Did you understand the numbers were these:
#include <GUIConstantsEx.au3> Example() Func Example() Local $hGUI = GUICreate('') GUICtrlCreateLabel('Why magic numbers are counter productive.', 5, 5) GUICtrlSetState(Default, $GUI_DISABLE) ; Better, this is documented in the help file GUICtrlSetState(Default, $GUI_ENABLE) ; Better, this is documented in the help file GUISetState(@SW_SHOW, $hGUI) While 1 Switch GUIGetMsg() Case $GUI_EVENT_CLOSE ; Better, this is documented in the help file. Ah, it's the close action ExitLoop Case $GUI_EVENT_MINIMIZE, $GUI_EVENT_RESTORE ; Better, this is documented in the help file MsgBox($MB_SYSTEMMODAL, '', 'Do something when this action takes place.') EndSwitch WEnd GUIDelete($hGUI) EndFunc ;==>Example
This one is designed for standard includes and UDFs, it's highly recommended to use it only for that.
Those includes may be used in more than one file of your project because they are needed for some includes or your script itself. In that case, the code would be duplicated, which is not a good thing especially if you have constants declared in those files, in so far as the constants cannot be redeclared/reassigned you will get error messages about trying to redeclare them; same thing for functions, you can't use a function name more than once.
Put the directive at the top of your UDF (library) to avoid it from being included more than once :

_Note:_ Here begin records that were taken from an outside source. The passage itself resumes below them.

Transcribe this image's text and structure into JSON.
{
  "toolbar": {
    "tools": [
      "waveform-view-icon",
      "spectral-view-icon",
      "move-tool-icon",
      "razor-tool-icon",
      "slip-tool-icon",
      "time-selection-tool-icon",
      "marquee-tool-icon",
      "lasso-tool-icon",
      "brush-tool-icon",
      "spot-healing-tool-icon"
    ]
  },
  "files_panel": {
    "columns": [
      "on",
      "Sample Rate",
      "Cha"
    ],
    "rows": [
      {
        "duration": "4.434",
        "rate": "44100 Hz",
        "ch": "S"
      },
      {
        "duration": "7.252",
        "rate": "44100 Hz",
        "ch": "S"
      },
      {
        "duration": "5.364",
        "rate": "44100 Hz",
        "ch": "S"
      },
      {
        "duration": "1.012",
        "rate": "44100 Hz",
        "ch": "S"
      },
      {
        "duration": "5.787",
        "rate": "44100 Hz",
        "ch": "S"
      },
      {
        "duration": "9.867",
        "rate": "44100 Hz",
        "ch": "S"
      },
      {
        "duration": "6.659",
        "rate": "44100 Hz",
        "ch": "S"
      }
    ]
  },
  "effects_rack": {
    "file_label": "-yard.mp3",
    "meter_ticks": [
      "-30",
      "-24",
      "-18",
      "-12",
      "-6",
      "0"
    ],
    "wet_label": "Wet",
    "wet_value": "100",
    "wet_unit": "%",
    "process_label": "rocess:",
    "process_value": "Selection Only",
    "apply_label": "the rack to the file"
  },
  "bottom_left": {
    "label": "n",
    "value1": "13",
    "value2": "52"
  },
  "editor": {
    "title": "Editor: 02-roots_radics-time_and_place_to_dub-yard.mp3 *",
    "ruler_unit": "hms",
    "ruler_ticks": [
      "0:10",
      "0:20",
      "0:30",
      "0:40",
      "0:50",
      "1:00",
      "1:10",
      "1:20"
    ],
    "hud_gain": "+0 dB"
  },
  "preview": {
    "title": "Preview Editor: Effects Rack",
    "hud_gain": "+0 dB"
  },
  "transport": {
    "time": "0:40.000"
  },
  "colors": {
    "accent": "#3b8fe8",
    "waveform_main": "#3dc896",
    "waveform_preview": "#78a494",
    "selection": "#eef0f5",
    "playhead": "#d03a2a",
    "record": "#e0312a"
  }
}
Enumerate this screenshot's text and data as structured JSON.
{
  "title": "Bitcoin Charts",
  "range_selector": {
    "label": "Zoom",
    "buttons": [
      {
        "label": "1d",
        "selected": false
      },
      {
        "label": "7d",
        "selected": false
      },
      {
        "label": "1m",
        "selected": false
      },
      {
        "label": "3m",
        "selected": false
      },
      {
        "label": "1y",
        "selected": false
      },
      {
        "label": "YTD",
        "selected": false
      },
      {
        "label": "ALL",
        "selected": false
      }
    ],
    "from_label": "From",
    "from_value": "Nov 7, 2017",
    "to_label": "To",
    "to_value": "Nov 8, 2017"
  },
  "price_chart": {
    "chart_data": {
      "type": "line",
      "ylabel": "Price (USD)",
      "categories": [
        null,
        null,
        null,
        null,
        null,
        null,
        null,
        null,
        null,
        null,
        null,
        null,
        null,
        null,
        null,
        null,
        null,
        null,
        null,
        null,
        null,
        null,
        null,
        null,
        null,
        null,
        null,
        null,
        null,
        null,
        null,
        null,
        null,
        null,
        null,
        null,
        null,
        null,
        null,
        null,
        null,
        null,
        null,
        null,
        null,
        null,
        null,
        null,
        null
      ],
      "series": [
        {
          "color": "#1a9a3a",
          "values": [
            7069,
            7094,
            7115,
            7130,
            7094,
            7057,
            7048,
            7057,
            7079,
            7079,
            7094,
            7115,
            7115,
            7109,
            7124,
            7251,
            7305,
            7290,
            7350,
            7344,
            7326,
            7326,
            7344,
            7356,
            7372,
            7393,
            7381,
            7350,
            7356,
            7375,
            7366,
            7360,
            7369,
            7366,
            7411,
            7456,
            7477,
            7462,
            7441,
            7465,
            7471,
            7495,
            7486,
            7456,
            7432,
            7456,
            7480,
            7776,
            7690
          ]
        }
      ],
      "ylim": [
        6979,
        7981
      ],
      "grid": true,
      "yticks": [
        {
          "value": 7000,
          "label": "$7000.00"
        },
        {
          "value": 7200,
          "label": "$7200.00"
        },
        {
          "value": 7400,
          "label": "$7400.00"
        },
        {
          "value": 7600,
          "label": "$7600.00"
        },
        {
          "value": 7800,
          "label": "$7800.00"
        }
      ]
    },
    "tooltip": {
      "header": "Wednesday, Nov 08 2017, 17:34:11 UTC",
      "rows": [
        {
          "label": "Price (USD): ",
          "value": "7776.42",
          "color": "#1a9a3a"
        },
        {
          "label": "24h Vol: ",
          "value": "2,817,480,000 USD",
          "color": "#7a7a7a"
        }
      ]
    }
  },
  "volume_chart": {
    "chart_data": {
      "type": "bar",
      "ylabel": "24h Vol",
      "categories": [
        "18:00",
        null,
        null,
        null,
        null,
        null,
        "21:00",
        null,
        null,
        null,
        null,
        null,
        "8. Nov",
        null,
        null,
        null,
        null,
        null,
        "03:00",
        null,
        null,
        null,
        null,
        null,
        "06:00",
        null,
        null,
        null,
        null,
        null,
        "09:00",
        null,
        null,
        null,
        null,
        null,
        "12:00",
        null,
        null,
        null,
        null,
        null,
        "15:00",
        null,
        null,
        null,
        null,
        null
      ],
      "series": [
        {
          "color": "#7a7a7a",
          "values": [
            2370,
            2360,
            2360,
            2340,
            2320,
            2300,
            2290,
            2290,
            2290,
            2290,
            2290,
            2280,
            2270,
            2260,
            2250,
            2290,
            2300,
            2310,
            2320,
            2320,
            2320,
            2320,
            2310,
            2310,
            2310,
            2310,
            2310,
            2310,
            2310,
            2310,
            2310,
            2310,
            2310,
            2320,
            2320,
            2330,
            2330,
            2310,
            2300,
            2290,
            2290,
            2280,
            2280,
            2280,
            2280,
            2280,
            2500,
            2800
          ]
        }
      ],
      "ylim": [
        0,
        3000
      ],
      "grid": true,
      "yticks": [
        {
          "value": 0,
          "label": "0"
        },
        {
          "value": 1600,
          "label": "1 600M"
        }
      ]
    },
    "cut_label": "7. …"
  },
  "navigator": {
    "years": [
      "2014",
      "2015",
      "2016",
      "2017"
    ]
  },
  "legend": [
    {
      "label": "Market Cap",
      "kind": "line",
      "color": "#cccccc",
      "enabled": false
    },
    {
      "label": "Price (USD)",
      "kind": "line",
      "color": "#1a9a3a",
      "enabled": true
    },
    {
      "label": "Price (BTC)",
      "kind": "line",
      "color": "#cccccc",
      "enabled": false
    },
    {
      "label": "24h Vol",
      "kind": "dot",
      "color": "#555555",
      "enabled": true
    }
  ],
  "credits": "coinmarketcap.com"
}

For discussion please visit: Forum: Good coding practices in AutoIt